WHISTLER Welcome to Sea to Sky Country
By David Burke / Images By Joern Rohde
If this is your first visit, you’ll have noticed the Herculean landscape in what’s known as the Sea to Sky Corridor. Driving up Highway 99 from Vancouver, you travel along the shores of Howe Sound, through Squamish and past its most distinctive landmark, the granite monolith known as the Stawamus Chief. North of Whistler, the imposing face of snow-capped Mount Currie looms like a sentinel over the picturesque and fertile Pemberton Valley.
Whistler boasts the longest ski and snowboard season in North America, keeping powderhounds happy from November to July. Some 3 million guests flock to the resort each year, staying in lodgings ranging from cozy and rustic to upscale and luxurious. The diversity of shops, restaurants, galleries, watering holes, and activities here is second to none.
During the past few years, WB’s parent company, Vail Resorts, has added new infrastructure to complement the mountains’ incomparable 8,171 acres (3,306 hectares) of skiable terrain. In 2018, the addition of the Blackcomb Gondola gave WB the distinction of having the world’s first three-gondola, continuous connection (along with the Peak 2 Peak and Whistler Mountain gondolas). For the 2022-’23 ski season, a new, 10-person Creekside Gondola and a new “six-pack” high-speed lift Big Red Express have been added on Whistler Mountain, with more lift upgrades planned for the 2023-’24 season.
The Sea to Sky Corridor is on the unceded territories of the Squamish and Lil’wat Nations, whose traditional lands overlap in the Whistler area. For millennia before the arrival of the first Europeans, the Whistler area was frequented by the coastal Squamish and interior Lil’wat peoples for hunting, berry picking and vision quests. The vibrant lifestyles, art and cultures of the two neighbouring First Nations are showcased at the renowned Squamish Lil’wat Cultural Centre on Lorimer Road.

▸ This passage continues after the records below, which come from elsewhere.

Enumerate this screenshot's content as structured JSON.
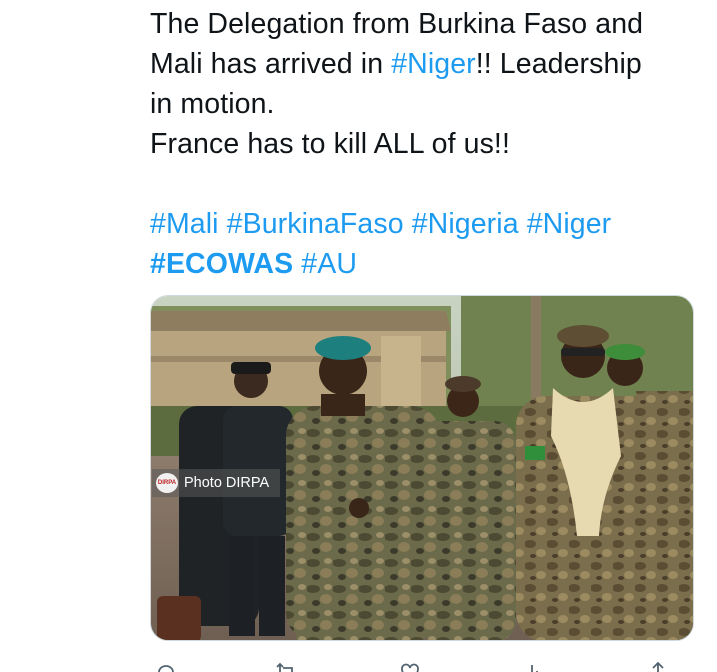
{
  "tweet": {
    "line1": "The Delegation from Burkina Faso and",
    "line2_prefix": "Mali has arrived in ",
    "line2_hashtag": "#Niger",
    "line2_suffix": "!! Leadership",
    "line3": "in motion.",
    "line4": "France has to kill ALL of us!!",
    "hashtags_line1": [
      "#Mali",
      "#BurkinaFaso",
      "#Nigeria",
      "#Niger"
    ],
    "hashtags_line2_bold": "#ECOWAS",
    "hashtags_line2_rest": "#AU"
  },
  "media": {
    "watermark_logo": "DIRPA",
    "watermark_text": "Photo DIRPA"
  },
  "actions": [
    "reply-icon",
    "retweet-icon",
    "like-icon",
    "views-icon",
    "share-icon"
  ],
  "colors": {
    "hashtag": "#1d9bf0",
    "text": "#0f1419"
  }
}
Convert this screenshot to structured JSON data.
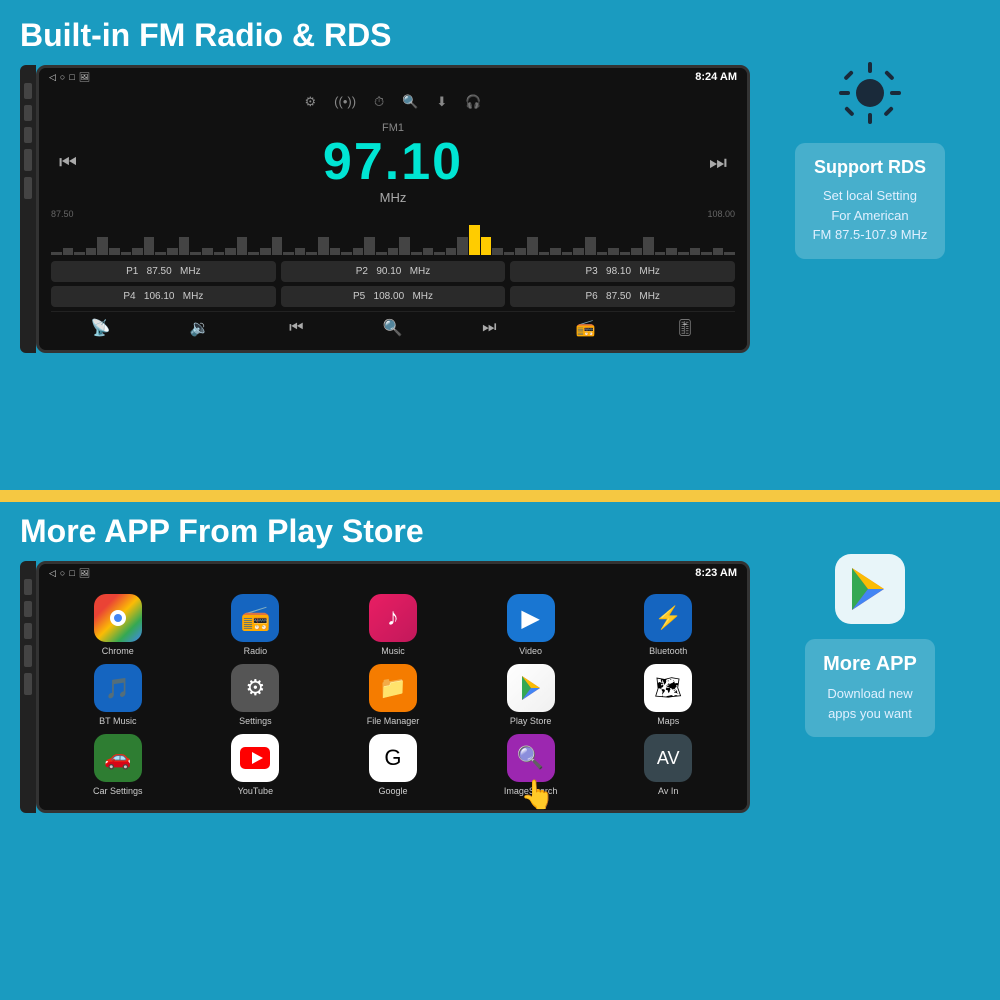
{
  "top": {
    "title": "Built-in FM Radio & RDS",
    "device": {
      "statusBar": {
        "time": "8:24 AM",
        "icons": "✦ ♥ ▽"
      },
      "fm": {
        "label": "FM1",
        "frequency": "97.10",
        "unit": "MHz",
        "spectrumLeft": "87.50",
        "spectrumRight": "108.00",
        "presets": [
          {
            "id": "P1",
            "freq": "87.50",
            "unit": "MHz"
          },
          {
            "id": "P2",
            "freq": "90.10",
            "unit": "MHz"
          },
          {
            "id": "P3",
            "freq": "98.10",
            "unit": "MHz"
          },
          {
            "id": "P4",
            "freq": "106.10",
            "unit": "MHz"
          },
          {
            "id": "P5",
            "freq": "108.00",
            "unit": "MHz"
          },
          {
            "id": "P6",
            "freq": "87.50",
            "unit": "MHz"
          }
        ]
      }
    },
    "rds": {
      "title": "Support RDS",
      "desc": "Set local Setting\nFor American\nFM 87.5-107.9 MHz"
    }
  },
  "bottom": {
    "title": "More APP From Play Store",
    "device": {
      "statusBar": {
        "time": "8:23 AM"
      },
      "apps": [
        {
          "label": "Chrome",
          "icon": "chrome"
        },
        {
          "label": "Radio",
          "icon": "radio"
        },
        {
          "label": "Music",
          "icon": "music"
        },
        {
          "label": "Video",
          "icon": "video"
        },
        {
          "label": "Bluetooth",
          "icon": "bluetooth"
        },
        {
          "label": "BT Music",
          "icon": "btmusic"
        },
        {
          "label": "Settings",
          "icon": "settings"
        },
        {
          "label": "File Manager",
          "icon": "files"
        },
        {
          "label": "Play Store",
          "icon": "playstore"
        },
        {
          "label": "Maps",
          "icon": "maps"
        },
        {
          "label": "Car Settings",
          "icon": "carsettings"
        },
        {
          "label": "YouTube",
          "icon": "youtube"
        },
        {
          "label": "Google",
          "icon": "google"
        },
        {
          "label": "ImageSearch",
          "icon": "imagesearch"
        },
        {
          "label": "Av In",
          "icon": "avin"
        }
      ]
    },
    "moreapp": {
      "title": "More APP",
      "desc": "Download new\napps you want"
    }
  }
}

The community — then known as Alta Lake — became known as a summertime fishing resort when Alex and Myrtle Philip opened Rainbow Lodge in 1914. In 1960, Norwegian immigrant Franz Wilhelmsen arrived in the area with a group of business partners, looking to build a ski resort that could be part of a bid for the 1968 Winter Olympics. Whistler Mountain opened to skiers in 1966, and while that Olympic bid was unsuccessful, Wilhelmsen’s dream of hosting the Games came to fruition in 2010.

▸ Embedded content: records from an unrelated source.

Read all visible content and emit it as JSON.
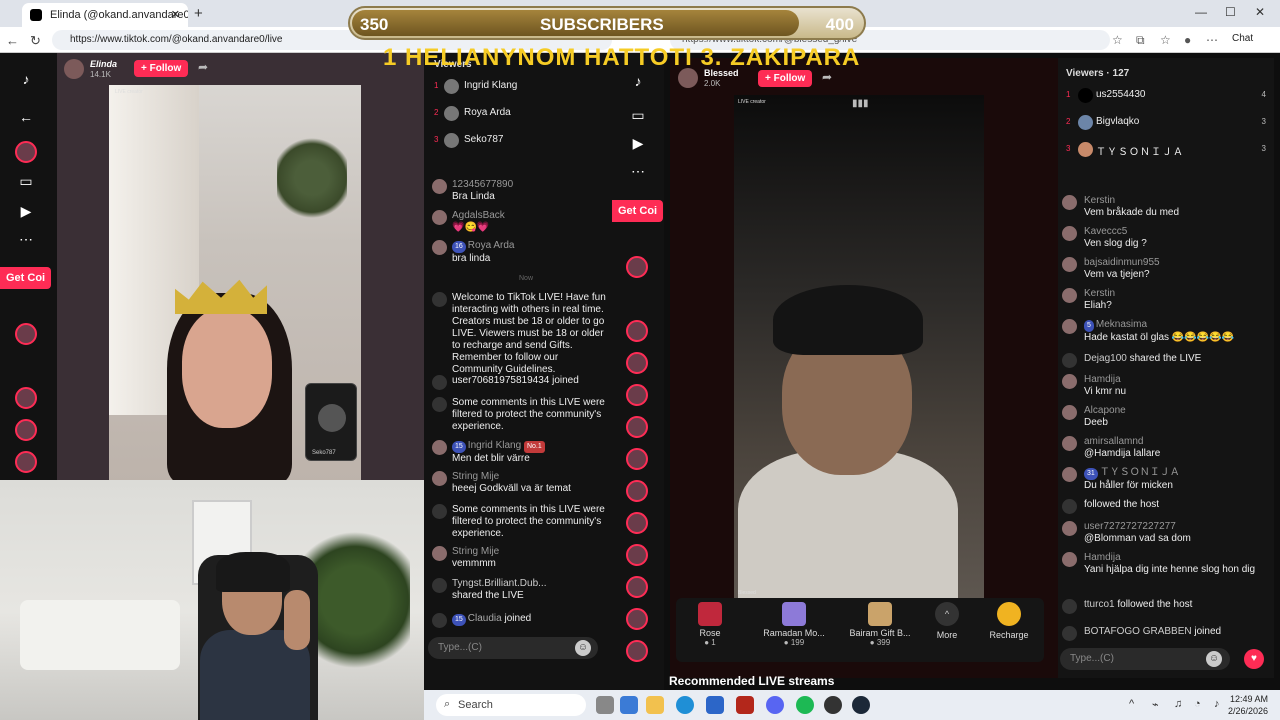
{
  "browser": {
    "tab_title": "Elinda (@okand.anvandare0) is",
    "url": "https://www.tiktok.com/@okand.anvandare0/live",
    "url2": "https://www.tiktok.com/@blessed_g/live",
    "chat_label": "Chat"
  },
  "overlay": {
    "left_num": "350",
    "title": "SUBSCRIBERS",
    "right_num": "400",
    "progress": 0.87,
    "subtitle": "1 HELIANYNOM  HATTOTI  3.  ZAKIPARA"
  },
  "left_stream": {
    "host_name": "Elinda",
    "host_likes": "14.1K",
    "follow_label": "+ Follow",
    "live_creator": "LIVE creator",
    "get_coins": "Get Coi",
    "pip_label": "Seko787"
  },
  "left_viewers": {
    "title": "Viewers",
    "items": [
      {
        "rank": "1",
        "name": "Ingrid Klang"
      },
      {
        "rank": "2",
        "name": "Roya Arda"
      },
      {
        "rank": "3",
        "name": "Seko787"
      }
    ]
  },
  "left_chat": [
    {
      "user": "12345677890",
      "text": "Bra Linda"
    },
    {
      "user": "AgdalsBack",
      "text": "💗😋💗"
    },
    {
      "user": "Roya Arda",
      "badge": "16",
      "text": "bra linda"
    }
  ],
  "left_now": "Now",
  "left_system": [
    {
      "text": "Welcome to TikTok LIVE! Have fun interacting with others in real time. Creators must be 18 or older to go LIVE. Viewers must be 18 or older to recharge and send Gifts. Remember to follow our Community Guidelines."
    },
    {
      "user": "user70681975819434",
      "text": "joined"
    },
    {
      "text": "Some comments in this LIVE were filtered to protect the community's experience."
    },
    {
      "user": "Ingrid Klang",
      "badge": "15",
      "tag": "No.1",
      "text": "Men det blir värre"
    },
    {
      "user": "String Mije",
      "text": "heeej Godkväll va är temat"
    },
    {
      "text": "Some comments in this LIVE were filtered to protect the community's experience."
    },
    {
      "user": "String Mije",
      "text": "vemmmm"
    },
    {
      "user": "Tyngst.Brilliant.Dub...",
      "text": "shared the LIVE"
    },
    {
      "user": "Claudia",
      "badge": "15",
      "text": "joined"
    }
  ],
  "left_input_placeholder": "Type...(C)",
  "right_stream": {
    "host_name": "Blessed",
    "host_likes": "2.0K",
    "follow_label": "+ Follow",
    "live_creator": "LIVE creator",
    "get_coins": "Get Coi",
    "cam_label": "Blessed"
  },
  "gifts": [
    {
      "name": "Rose",
      "price": "1",
      "color": "#c0283c"
    },
    {
      "name": "Ramadan Mo...",
      "price": "199",
      "color": "#8d7ad8"
    },
    {
      "name": "Bairam Gift B...",
      "price": "399",
      "color": "#caa36a"
    }
  ],
  "gifts_more": "More",
  "gifts_recharge": "Recharge",
  "recommended": "Recommended LIVE streams",
  "right_viewers": {
    "title": "Viewers",
    "count": "127",
    "items": [
      {
        "rank": "1",
        "name": "us2554430",
        "count": "4"
      },
      {
        "rank": "2",
        "name": "Bigvlaqko",
        "count": "3"
      },
      {
        "rank": "3",
        "name": "ＴＹＳＯＮＩＪＡ",
        "count": "3"
      }
    ]
  },
  "right_chat": [
    {
      "user": "Kerstin",
      "text": "Vem bråkade du med"
    },
    {
      "user": "Kaveccc5",
      "text": "Ven slog dig ?"
    },
    {
      "user": "bajsaidinmun955",
      "text": "Vem va tjejen?"
    },
    {
      "user": "Kerstin",
      "text": "Eliah?"
    },
    {
      "user": "Meknasima",
      "badge": "5",
      "text": "Hade kastat öl glas 😂😂😂😂😂"
    },
    {
      "user": "Dejag100",
      "text": "shared the LIVE",
      "inline": true
    },
    {
      "user": "Hamdija",
      "text": "Vi kmr nu"
    },
    {
      "user": "Alcapone",
      "text": "Deeb"
    },
    {
      "user": "amirsallamnd",
      "text": "@Hamdija lallare"
    },
    {
      "user": "ＴＹＳＯＮＩＪＡ",
      "badge": "31",
      "text": "Du håller för micken"
    },
    {
      "user": "",
      "text": "followed the host",
      "inline": true
    },
    {
      "user": "user7272727227277",
      "text": "@Blomman vad sa dom"
    },
    {
      "user": "Hamdija",
      "text": "Yani hjälpa dig inte henne slog hon dig"
    },
    {
      "user": "tturco1",
      "text": "followed the host",
      "inline": true
    },
    {
      "user": "BOTAFOGO GRABBEN",
      "text": "joined",
      "inline": true
    }
  ],
  "right_input_placeholder": "Type...(C)",
  "taskbar": {
    "search": "Search",
    "time": "12:49 AM",
    "date": "2/26/2026"
  }
}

During the Games, Whistler hosted alpine skiing at the original Whistler Mountain base area at Creekside; bobsleigh, skeleton and luge athletes slid for gold at the Whistler Sliding Centre; and cross-country skiing, biathlon, ski jumping and Nordic combined took place at Whistler Olympic Park (WOP), about 15 kilometres southwest of town.

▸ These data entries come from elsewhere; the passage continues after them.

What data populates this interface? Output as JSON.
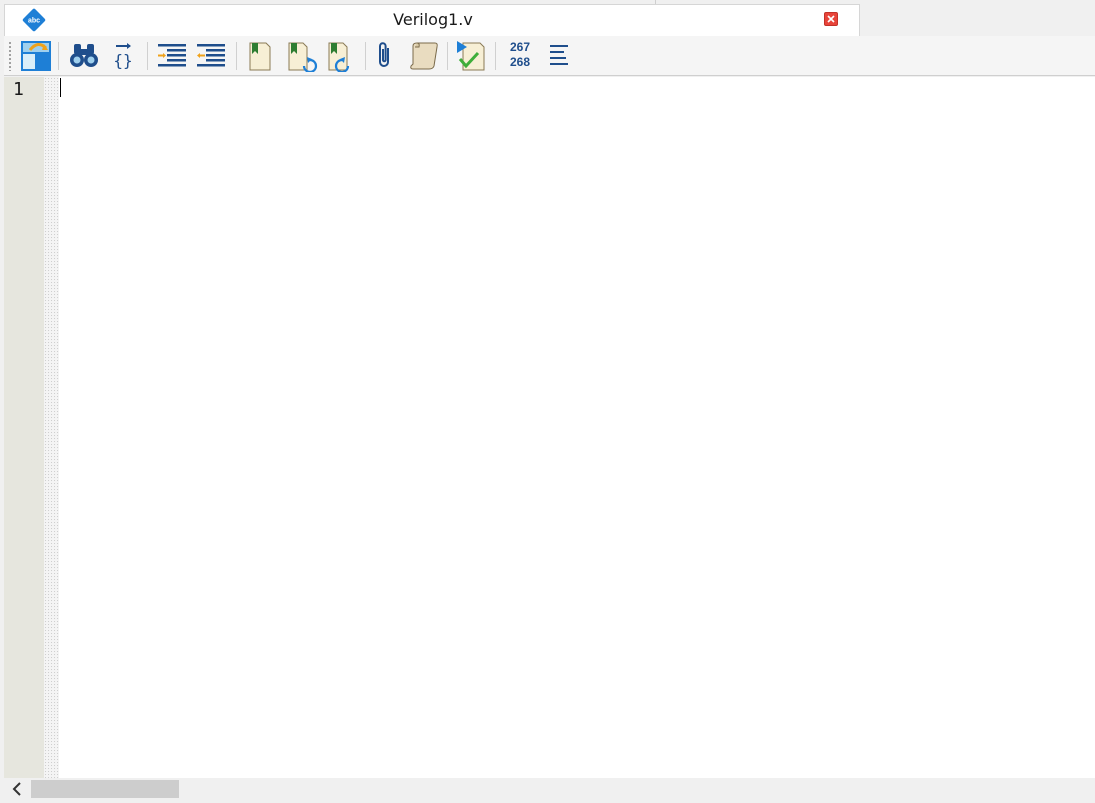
{
  "tab": {
    "title": "Verilog1.v",
    "logo_text": "abc",
    "logo_color": "#1e7fd6",
    "close_icon": "close-icon"
  },
  "toolbar": {
    "items": [
      {
        "name": "window-layout-icon"
      },
      {
        "name": "find-binoculars-icon"
      },
      {
        "name": "find-matching-brace-icon"
      },
      {
        "name": "increase-indent-icon"
      },
      {
        "name": "decrease-indent-icon"
      },
      {
        "name": "toggle-bookmark-icon"
      },
      {
        "name": "next-bookmark-icon"
      },
      {
        "name": "previous-bookmark-icon"
      },
      {
        "name": "attach-icon"
      },
      {
        "name": "insert-template-scroll-icon"
      },
      {
        "name": "analyze-check-icon"
      },
      {
        "name": "line-numbers-icon"
      },
      {
        "name": "align-lines-icon"
      }
    ],
    "line_numbers_icon": {
      "top": "267",
      "bottom": "268"
    }
  },
  "editor": {
    "line_numbers": [
      "1"
    ],
    "content": ""
  },
  "colors": {
    "accent": "#1f4e8c",
    "bookmark_green": "#2e7d32",
    "close_red": "#e8443a",
    "gutter": "#e6e6de"
  }
}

Several sets of Olympic rings and “inukshuks” — Inuit-inspired symbols of welcome used during the Games — can be found in the resort. At Whistler Olympic Plaza, where the medal ceremonies occurred in 2010, you’ll also find one of the cauldrons from which the Olympic and Paralympic flames burned brightly and a display showing all the Games medal winners. The plaza is a great place to hang out, skate on its outdoor rink, and enjoy the offerings of nearby cafés and eateries.
Opened in 2016, the Audain Art Museum features both visiting and permanent exhibitions of world-class art, including one of the world’s best collections of Northwest Coast Native art. The Audain’s opening only added to Whistler’s reputation as a destination for art lovers, adding to the richness of the resort’s many and diverse private galleries.
Looking to relax and rejuvenate after the day’s adventures? Whistler boasts a wide variety of spas, offering treatments and experiences that aim to leave you feeling hale and hearty headed into the next day’s activities.
With so much to see and do here, you’ll want to be sure your phone or camera has sufficient space to capture the countless memories to be made. It’s likely that by the end of your Whistler visit, you’ll agree with the millions of others who’ve found that when it comes to winter fun, there’s no more magical place to be.